If medicated eyedrops are no longer sufficient to treat your glaucoma, your doctor may encourage you to consider glaucoma filtration surgery. Traditional glaucoma filtration surgery is called trabulectomy, which has been performed over the past thirty years. Trabulectomy involves making a small hole in the sclera to create a new opening for fluid to exit the eye.
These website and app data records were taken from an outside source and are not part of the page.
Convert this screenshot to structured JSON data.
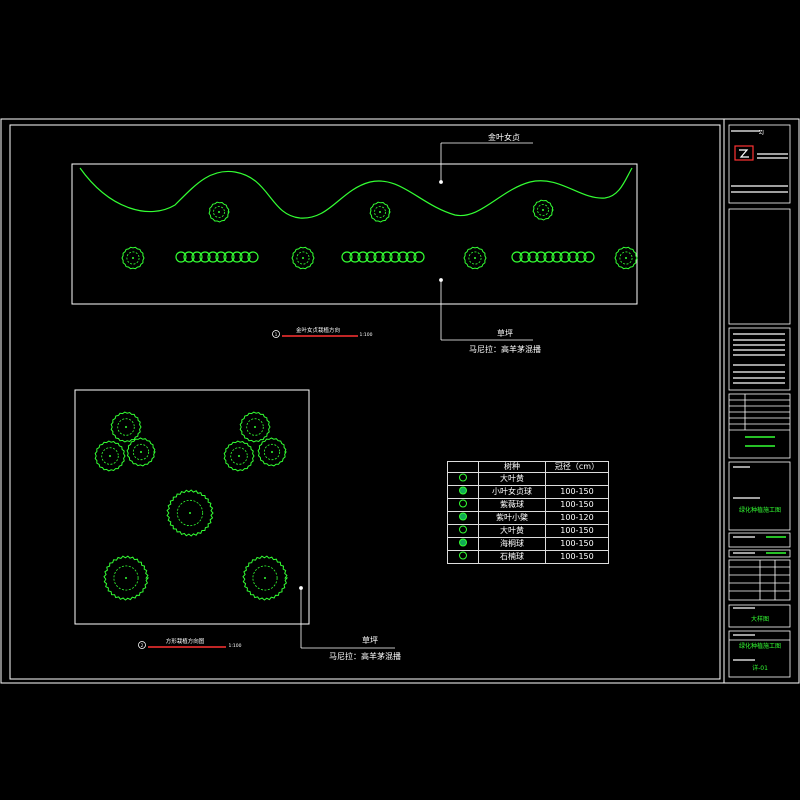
{
  "upper_plan": {
    "caption": "金叶女贞栽植方向",
    "scale": "1:100",
    "marker": "1",
    "label_top": "金叶女贞",
    "label_right_1": "草坪",
    "label_right_2": "马尼拉：高羊茅混播"
  },
  "lower_plan": {
    "caption": "方形栽植方向图",
    "scale": "1:100",
    "marker": "2",
    "label_right_1": "草坪",
    "label_right_2": "马尼拉：高羊茅混播"
  },
  "legend": {
    "headers": [
      "",
      "树种",
      "冠径（cm）"
    ],
    "rows": [
      {
        "name": "大叶黄",
        "size": ""
      },
      {
        "name": "小叶女贞球",
        "size": "100-150"
      },
      {
        "name": "紫薇球",
        "size": "100-150"
      },
      {
        "name": "紫叶小檗",
        "size": "100-120"
      },
      {
        "name": "大叶黄",
        "size": "100-150"
      },
      {
        "name": "海桐球",
        "size": "100-150"
      },
      {
        "name": "石楠球",
        "size": "100-150"
      }
    ]
  },
  "title_block": {
    "company_mark": "ZJ",
    "project": "绿化种植施工图",
    "drawing": "大样图",
    "sheet": "详-01"
  },
  "colors": {
    "line_white": "#ffffff",
    "plant_green": "#33ff33",
    "accent_red": "#ff3333"
  }
}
A newer glaucoma treatment is called the Ex-PRESS mini glaucoma shunt (excessive pressure regulating shunt system). The Ex-PRESS is a simple method of filtration for open-angle glaucoma and can be implanted following cataract surgery. The Ex-PRESS device is made of stainless steel, is MRI compatible and has a spur-like extension on one end and an external disc at the other. More than 12,000 implantations have been performed worldwide, and Ex-PRESS provides effective long-term control of intraocular pressure (IOP). About the size of a grain of rice (3 mm), the shunt diverts a controlled amount of fluids through a small tube to the outside of the eye to maintain the correct intraocular pressure (IOP). The area of drainage is covered by the eyelid and is not visible.
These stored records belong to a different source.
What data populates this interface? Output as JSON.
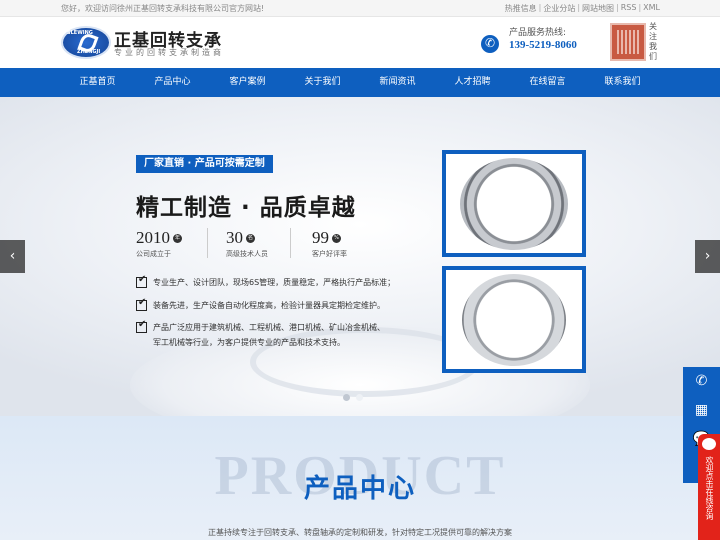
{
  "topbar": {
    "welcome": "您好，欢迎访问徐州正基回转支承科技有限公司官方网站!",
    "links": [
      "热推信息",
      "企业分站",
      "网站地图",
      "RSS",
      "XML"
    ]
  },
  "header": {
    "logo_top": "SLEWING",
    "logo_bottom": "ZHENGJI",
    "brand": "正基回转支承",
    "slogan": "专业的回转支承制造商",
    "hotline_label": "产品服务热线:",
    "hotline": "139-5219-8060",
    "follow": "关注我们"
  },
  "nav": [
    "正基首页",
    "产品中心",
    "客户案例",
    "关于我们",
    "新闻资讯",
    "人才招聘",
    "在线留言",
    "联系我们"
  ],
  "banner": {
    "tag": "厂家直销 · 产品可按需定制",
    "headline": "精工制造 · 品质卓越",
    "stats": [
      {
        "num": "2010",
        "unit": "年",
        "label": "公司成立于"
      },
      {
        "num": "30",
        "unit": "名",
        "label": "高级技术人员"
      },
      {
        "num": "99",
        "unit": "%",
        "label": "客户好评率"
      }
    ],
    "bullets": [
      "专业生产、设计团队，现场6S管理，质量稳定，严格执行产品标准；",
      "装备先进，生产设备自动化程度高，检验计量器具定期检定维护。",
      "产品广泛应用于建筑机械、工程机械、港口机械、矿山冶金机械、",
      "军工机械等行业，为客户提供专业的产品和技术支持。"
    ],
    "prev": "‹",
    "next": "›",
    "active_slide": 1,
    "slide_count": 2
  },
  "product": {
    "ghost": "PRODUCT",
    "title": "产品中心",
    "desc": "正基持续专注于回转支承、转盘轴承的定制和研发，针对特定工况提供可靠的解决方案"
  },
  "side": {
    "online": "欢迎点击在线咨询"
  }
}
Before the Surgery
No special preparation is needed before the surgery, but you may be asked to stop taking certain medications such as blood thinners (Coumadin, Plavix, Asprin, etc.).
During the Surgery
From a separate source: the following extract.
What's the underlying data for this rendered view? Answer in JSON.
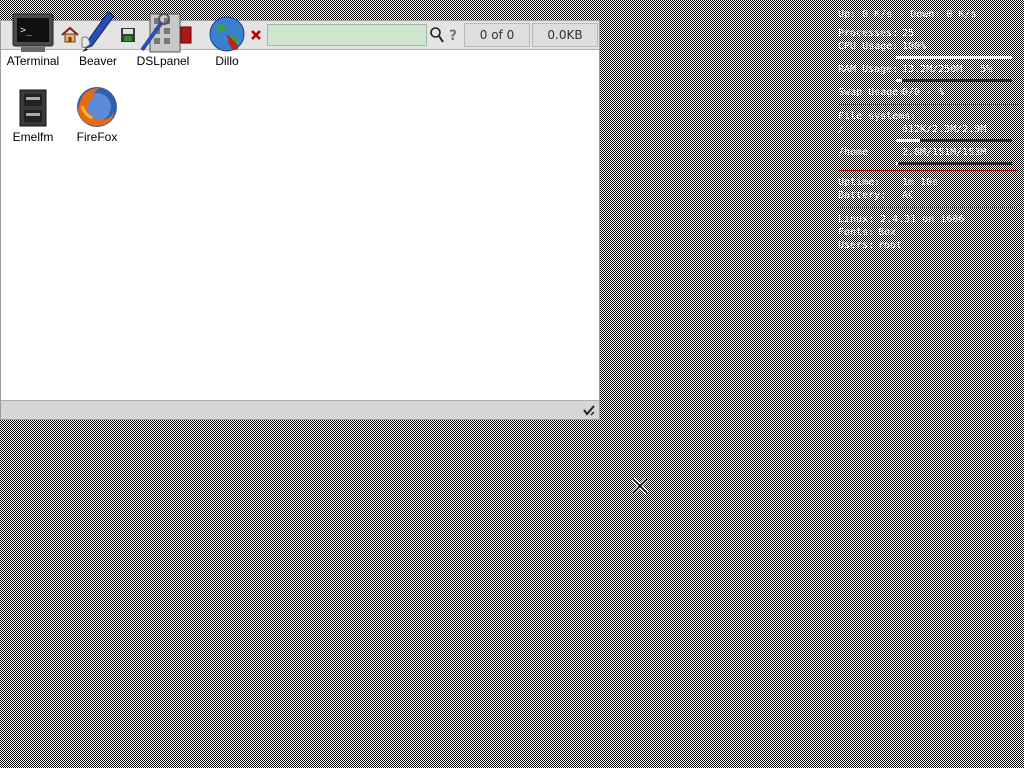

Ex-PRESS surgery can be done under local or general anesthesia. After anesthesia is administered, your surgeon will use an injection system to implant the shunt. A metal rod is fitted into the lumen of the shunt and is attached to the end of an injector. Your doctor will make a small flap in your sclera, (similar to the flap for a trabulectomy) and angle the shunt into the opening. The injector is depressed and the metal rod is placed into the eye. Your surgeon will then suture the opening.
The entire procedure takes about 40 minutes, and you can return to work anywhere from two to seven days after the procedure.
Most patients do not experience any pain after the surgery except for possibly a bit of discomfort from the dissolvable sutures. You will typically be seen by your doctor the day after, a week after and a month after your procedure. After that, quarterly appointments are recommended.
You will be given antibiotics, anti-inflammatory medications and sometimes laxatives to take after the surgery. It is important that you do not have any constipation or straining because this will increase eye pressure. You may even want to wear an eye shield at night. During the recovery period, you should avoid strenuous activities and sports as well as lifting, bending and straining. Most patients can return to work within about a week.
The Ex-PRESS shunt takes effect immediately, and eye pressure should stabilize within the first four weeks. The Ex-PRESS mini glaucoma shunt has a success of 90 percent and is effective, safe and often eliminates the need for glaucoma eye drops. Studies have found significantly lower IOP rates and fewer post-op complications in Ex-PRESS shunts compared to trabulectomy. Patients also experience a faster recovery of visual acuity.